* Article titles in AMA citation format should be in sentence-case

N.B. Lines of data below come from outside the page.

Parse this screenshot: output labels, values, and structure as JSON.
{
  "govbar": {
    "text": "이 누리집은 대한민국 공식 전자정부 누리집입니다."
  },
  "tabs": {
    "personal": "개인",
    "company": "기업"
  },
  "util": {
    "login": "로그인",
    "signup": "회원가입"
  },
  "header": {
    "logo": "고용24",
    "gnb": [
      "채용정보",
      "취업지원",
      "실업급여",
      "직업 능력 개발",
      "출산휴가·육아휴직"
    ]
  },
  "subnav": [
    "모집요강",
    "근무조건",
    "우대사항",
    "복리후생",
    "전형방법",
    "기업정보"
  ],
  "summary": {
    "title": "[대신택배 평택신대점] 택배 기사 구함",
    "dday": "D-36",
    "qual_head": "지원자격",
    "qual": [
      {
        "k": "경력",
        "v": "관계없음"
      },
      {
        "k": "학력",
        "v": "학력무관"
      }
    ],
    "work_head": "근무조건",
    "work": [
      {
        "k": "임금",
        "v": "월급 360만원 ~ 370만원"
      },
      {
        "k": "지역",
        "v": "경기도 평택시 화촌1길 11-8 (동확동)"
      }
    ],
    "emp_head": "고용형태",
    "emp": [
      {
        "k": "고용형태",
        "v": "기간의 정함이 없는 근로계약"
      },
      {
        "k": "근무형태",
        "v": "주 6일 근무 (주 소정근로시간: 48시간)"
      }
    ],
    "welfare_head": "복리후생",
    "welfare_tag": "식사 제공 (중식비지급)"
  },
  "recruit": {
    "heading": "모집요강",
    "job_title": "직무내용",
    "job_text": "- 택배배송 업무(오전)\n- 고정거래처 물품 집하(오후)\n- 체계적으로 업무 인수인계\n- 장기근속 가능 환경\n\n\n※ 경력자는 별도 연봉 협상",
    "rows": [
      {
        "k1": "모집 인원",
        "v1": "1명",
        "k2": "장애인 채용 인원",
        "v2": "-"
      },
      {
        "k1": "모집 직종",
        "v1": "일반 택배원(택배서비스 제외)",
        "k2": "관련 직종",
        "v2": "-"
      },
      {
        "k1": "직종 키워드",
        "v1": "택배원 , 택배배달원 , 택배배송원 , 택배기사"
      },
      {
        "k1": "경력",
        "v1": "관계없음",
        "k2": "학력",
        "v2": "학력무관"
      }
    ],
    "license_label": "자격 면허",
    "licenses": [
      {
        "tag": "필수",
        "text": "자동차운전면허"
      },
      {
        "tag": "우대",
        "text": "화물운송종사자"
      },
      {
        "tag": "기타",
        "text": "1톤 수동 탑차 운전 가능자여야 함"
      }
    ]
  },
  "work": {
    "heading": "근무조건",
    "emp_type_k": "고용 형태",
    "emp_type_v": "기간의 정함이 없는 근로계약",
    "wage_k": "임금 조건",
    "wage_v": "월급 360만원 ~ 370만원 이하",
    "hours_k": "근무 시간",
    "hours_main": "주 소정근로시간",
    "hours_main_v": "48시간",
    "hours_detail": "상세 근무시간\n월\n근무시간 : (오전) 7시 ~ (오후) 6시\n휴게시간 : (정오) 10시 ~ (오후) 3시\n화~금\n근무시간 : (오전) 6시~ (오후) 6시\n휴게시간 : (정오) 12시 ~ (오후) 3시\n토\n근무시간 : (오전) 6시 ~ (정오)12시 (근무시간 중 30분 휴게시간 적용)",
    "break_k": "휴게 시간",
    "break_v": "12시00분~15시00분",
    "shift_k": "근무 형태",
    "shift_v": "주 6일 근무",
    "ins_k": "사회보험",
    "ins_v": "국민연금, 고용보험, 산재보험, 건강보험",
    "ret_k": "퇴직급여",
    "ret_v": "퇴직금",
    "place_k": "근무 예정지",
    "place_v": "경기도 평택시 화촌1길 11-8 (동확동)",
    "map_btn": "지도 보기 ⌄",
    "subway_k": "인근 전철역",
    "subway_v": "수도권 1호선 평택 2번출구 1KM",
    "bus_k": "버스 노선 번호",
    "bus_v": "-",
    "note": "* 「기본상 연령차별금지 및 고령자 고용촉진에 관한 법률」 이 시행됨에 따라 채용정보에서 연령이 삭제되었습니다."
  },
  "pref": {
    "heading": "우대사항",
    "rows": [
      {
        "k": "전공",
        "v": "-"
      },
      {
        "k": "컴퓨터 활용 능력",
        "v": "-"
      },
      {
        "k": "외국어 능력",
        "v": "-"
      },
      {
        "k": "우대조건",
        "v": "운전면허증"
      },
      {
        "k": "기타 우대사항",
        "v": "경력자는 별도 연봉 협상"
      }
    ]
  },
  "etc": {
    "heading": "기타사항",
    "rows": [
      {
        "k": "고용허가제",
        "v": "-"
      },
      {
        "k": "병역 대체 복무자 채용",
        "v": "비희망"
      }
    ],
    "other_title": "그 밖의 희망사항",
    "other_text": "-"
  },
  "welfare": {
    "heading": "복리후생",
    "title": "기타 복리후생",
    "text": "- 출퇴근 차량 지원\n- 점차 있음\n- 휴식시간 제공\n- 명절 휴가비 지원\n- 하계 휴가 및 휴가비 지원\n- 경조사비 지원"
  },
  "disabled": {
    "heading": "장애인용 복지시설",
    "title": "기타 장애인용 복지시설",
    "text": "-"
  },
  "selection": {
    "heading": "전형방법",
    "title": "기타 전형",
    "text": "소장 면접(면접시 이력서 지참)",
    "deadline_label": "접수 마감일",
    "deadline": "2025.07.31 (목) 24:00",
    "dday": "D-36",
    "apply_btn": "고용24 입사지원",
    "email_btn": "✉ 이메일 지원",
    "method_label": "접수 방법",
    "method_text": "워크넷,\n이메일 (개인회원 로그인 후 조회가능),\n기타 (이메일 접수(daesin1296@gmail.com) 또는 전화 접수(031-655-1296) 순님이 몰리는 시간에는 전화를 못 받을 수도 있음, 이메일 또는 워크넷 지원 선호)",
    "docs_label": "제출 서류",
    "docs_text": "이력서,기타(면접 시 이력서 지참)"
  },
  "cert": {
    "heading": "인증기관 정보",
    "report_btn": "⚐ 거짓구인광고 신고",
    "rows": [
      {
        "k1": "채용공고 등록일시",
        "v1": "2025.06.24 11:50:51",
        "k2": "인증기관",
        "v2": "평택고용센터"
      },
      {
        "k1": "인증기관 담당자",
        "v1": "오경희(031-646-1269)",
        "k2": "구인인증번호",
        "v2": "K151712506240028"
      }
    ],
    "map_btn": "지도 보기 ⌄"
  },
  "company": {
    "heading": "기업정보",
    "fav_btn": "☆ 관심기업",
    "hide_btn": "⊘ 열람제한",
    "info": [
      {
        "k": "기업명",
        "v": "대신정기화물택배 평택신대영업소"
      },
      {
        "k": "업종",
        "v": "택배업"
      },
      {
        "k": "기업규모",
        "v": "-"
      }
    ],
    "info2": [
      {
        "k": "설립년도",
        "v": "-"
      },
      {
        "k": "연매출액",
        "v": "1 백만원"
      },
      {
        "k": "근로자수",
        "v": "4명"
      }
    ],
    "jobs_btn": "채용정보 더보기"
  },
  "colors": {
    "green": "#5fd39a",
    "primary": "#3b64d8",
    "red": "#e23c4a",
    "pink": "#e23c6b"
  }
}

TY - JOUR T1 - N-terminal-pro-brain natriuretic peptide predicts outcome after hospital discharge in heart failure patients. AU - Bettencourt,Paulo, AU - Azevedo,Ana, AU - Pimenta,Joana, AU - Friões,Fernando, AU - Ferreira,Susana, AU - Ferreira,António, Y1 - 2004/09/27/ PY - 2004/9/29/pubmed PY - 2005/6/25/medline PY - 2004/9/29/entrez SP - 2168 EP - 74 JF - Circulation JO - Circulation VL - 110 IS - 15 N2 - BACKGROUND: Heart failure (HF) is responsible for a huge burden in hospital care. Our goal was to evaluate the value of N-terminal-pro-brain natriuretic peptide (NT-proBNP) in predicting death or hospital readmission after discharge of HF patients. METHODS AND RESULTS: We included 182 patients consecutively admitted to hospital because of decompensated HF. Patients were followed up for 6 months. The primary end point was death or readmission. Twenty-six patients died in hospital. The median admission NT-proBNP level was 6778.5 pg/mL, and the median level at discharge was 4137.0 pg/mL (P<0.001). Patients were classified into 3 groups: (1) decreasing NT-proBNP levels by at least 30% (n=82), (2) no significant modifications on NT-proBNP levels (n=49), and (3) increasing NT-proBNP levels by at least 30% (n=25). The primary end point was observed in 42.9% patients. Variables associated with an increased hazard of death and/or hospital readmission in univariate analysis were length of hospitalization, heart rate, signs of volume overload, no use of ACE inhibitors, higher NYHA class at discharge, admission and discharge NT-proBNP, and the change in NT-proBNP levels. The variation in NT-proBNP was the strongest predictor of an adverse outcome. Independent variables associated with an increased risk of readmission or death were signs of volume overload and the change in NT-proBNP levels. CONCLUSIONS: Variations in NT-proBNP levels are related to hospital readmission and death within 6 months. NT-proBNP levels are potentially useful in the evaluation of treatment efficacy and might help clinicians in planning discharge of HF patients. Whether therapeutic strategies aimed to lower NT-proBNP levels modify prognosis warrants future investigation. SN - 1524-4539 UR - https://www.unboundmedicine.com/medline/citation/15451800/N_terminal_pro_brain_natriuretic_peptide_predicts_outcome_after_hospital_discharge_in_heart_failure_patients_ L2 - http://www.ahajournals.org/doi/full/10.1161/01.CIR.0000144310.04433.BE?url_ver=Z39.88-2003&amp;rfr_id=ori:rid:crossref.org&amp;rfr_dat=cr_pub=pubmed DB - PRIME DP - Unbound Medicine ER -